> **What to do**
Tally up every line in the records beneath that has "SETTINGS", and write down only the total.

Segment Start: Extracted entries

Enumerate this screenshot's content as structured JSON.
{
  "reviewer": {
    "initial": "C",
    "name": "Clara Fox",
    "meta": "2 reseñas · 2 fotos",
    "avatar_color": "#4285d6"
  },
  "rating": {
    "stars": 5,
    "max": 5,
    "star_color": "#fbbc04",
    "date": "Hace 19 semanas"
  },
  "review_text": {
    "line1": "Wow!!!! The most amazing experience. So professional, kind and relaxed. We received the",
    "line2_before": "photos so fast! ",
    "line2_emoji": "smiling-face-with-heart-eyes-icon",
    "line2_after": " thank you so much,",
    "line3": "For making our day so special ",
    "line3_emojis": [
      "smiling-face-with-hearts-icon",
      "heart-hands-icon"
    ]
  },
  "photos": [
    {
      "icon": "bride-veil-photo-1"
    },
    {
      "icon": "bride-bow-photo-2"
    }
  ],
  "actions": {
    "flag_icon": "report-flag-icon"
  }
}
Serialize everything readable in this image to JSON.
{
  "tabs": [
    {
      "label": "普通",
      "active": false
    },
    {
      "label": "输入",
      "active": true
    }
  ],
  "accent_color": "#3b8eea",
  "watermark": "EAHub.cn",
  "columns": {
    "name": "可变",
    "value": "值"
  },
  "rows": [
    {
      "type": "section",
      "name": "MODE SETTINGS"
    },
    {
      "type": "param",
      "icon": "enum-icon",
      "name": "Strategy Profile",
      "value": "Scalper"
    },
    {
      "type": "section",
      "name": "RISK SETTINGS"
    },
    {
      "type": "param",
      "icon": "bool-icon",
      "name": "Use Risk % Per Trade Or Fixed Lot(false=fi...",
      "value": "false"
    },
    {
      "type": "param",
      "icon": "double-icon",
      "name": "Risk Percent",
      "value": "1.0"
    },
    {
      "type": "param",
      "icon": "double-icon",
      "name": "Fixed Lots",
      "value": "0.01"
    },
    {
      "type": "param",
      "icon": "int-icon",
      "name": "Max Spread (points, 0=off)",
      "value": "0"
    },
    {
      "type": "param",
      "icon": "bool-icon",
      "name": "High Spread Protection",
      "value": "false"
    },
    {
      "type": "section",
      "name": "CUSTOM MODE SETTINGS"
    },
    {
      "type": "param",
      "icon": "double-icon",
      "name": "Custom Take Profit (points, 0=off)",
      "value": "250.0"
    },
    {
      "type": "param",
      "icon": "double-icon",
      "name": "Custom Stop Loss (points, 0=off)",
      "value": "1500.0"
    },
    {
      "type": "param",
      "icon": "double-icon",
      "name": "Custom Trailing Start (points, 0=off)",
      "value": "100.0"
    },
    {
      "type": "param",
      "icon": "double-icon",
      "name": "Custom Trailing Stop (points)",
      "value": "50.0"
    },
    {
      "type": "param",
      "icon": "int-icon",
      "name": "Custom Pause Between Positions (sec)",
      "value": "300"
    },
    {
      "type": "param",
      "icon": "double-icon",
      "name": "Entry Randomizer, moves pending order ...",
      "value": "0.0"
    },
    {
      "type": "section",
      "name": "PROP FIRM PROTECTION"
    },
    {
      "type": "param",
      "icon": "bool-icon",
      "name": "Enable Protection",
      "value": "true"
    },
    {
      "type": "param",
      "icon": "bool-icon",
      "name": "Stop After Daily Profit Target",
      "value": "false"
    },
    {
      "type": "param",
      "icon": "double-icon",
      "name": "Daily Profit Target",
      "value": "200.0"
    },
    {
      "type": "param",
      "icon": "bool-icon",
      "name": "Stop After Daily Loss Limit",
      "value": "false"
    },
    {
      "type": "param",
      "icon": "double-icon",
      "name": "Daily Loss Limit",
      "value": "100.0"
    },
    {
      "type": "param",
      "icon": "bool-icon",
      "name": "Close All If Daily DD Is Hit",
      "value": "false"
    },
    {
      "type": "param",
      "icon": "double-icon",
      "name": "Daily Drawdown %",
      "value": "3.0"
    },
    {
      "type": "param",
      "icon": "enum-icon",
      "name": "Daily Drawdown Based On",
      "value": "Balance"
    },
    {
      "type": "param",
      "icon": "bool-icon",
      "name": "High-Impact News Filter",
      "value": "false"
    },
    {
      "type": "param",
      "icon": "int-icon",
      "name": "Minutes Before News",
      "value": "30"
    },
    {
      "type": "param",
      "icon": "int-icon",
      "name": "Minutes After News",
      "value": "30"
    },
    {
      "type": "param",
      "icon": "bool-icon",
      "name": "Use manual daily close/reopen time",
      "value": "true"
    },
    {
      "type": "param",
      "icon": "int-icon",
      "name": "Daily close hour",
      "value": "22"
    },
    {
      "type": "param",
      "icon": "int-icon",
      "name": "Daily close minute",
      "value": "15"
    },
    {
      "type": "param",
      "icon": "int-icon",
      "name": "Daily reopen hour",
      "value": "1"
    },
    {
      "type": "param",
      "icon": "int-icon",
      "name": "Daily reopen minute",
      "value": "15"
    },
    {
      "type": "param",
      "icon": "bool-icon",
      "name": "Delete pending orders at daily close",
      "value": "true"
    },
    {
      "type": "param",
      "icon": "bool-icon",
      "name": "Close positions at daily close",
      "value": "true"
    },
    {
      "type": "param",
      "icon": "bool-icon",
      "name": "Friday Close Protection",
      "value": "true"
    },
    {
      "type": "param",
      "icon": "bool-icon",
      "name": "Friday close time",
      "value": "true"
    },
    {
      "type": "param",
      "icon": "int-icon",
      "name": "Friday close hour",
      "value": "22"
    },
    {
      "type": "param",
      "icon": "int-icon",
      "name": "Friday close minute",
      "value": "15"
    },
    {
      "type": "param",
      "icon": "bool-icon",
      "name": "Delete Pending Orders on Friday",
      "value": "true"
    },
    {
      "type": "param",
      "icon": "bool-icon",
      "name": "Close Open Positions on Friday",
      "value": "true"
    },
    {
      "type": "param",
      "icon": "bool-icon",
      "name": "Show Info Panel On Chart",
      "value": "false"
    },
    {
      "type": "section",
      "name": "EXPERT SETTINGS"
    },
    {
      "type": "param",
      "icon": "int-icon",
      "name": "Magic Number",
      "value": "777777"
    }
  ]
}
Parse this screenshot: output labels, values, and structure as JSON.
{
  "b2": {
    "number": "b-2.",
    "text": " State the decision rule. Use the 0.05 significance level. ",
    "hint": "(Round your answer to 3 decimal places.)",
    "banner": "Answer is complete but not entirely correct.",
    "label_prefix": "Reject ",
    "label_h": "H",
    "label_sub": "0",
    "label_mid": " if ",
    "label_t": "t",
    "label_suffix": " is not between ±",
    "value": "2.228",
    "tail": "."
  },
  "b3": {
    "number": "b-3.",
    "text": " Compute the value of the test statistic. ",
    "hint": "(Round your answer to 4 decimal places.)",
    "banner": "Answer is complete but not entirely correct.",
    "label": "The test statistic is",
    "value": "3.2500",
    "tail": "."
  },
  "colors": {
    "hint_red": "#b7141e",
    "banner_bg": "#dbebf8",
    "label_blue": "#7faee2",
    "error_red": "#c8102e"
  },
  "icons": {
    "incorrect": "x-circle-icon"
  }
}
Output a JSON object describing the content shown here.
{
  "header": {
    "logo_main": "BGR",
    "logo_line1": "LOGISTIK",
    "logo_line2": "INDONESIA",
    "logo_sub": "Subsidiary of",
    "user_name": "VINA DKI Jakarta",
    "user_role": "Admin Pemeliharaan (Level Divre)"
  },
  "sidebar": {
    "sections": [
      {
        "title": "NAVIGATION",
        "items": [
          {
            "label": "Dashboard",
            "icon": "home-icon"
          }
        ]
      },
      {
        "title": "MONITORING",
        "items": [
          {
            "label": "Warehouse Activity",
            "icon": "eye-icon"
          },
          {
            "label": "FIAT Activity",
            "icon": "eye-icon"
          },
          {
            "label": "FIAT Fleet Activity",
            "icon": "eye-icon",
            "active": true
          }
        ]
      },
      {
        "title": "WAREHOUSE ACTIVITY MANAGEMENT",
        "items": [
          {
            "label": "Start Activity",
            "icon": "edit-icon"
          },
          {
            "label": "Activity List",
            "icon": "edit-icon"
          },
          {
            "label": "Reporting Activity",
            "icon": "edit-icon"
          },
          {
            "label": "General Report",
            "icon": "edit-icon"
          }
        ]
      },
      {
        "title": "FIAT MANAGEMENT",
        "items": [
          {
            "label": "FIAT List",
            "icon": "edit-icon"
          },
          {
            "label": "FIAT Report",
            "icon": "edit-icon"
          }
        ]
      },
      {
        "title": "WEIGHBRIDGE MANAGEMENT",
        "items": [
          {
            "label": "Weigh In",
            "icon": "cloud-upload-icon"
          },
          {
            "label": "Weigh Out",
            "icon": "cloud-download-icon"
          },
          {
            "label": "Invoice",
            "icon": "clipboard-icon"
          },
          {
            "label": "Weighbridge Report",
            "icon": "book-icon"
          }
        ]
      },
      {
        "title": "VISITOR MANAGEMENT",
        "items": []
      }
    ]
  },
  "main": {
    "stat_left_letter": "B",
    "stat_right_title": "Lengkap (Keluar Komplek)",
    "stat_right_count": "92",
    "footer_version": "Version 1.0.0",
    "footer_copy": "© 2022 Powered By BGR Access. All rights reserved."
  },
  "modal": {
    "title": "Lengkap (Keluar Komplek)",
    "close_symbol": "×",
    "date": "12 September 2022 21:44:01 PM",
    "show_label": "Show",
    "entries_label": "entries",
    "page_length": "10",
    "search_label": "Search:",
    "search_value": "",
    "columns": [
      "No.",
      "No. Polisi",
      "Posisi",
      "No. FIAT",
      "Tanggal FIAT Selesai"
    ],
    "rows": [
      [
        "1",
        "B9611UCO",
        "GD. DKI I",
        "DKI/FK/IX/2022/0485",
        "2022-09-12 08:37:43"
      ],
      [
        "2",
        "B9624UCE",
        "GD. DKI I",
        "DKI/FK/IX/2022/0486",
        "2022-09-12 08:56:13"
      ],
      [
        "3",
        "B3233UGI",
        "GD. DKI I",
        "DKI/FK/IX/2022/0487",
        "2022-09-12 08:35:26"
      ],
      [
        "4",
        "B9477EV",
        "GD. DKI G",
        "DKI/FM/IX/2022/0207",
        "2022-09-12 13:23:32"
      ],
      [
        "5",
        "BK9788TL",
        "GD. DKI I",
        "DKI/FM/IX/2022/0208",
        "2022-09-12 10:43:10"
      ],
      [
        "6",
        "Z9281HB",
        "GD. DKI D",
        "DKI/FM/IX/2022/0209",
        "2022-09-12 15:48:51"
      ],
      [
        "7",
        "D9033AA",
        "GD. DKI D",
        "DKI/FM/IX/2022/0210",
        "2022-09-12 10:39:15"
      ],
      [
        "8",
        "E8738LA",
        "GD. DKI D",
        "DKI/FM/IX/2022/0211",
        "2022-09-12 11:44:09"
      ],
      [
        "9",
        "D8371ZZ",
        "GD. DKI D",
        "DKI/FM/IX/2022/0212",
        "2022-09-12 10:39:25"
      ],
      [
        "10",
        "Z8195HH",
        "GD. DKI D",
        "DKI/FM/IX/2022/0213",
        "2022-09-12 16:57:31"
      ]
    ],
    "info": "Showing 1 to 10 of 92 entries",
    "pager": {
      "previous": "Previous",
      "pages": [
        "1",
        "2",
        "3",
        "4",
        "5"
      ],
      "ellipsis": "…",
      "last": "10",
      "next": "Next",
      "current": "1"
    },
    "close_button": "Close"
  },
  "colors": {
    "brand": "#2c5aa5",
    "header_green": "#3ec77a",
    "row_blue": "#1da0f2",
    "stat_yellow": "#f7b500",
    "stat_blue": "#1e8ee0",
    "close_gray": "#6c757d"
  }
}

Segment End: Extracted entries

> **Answer for the task**
4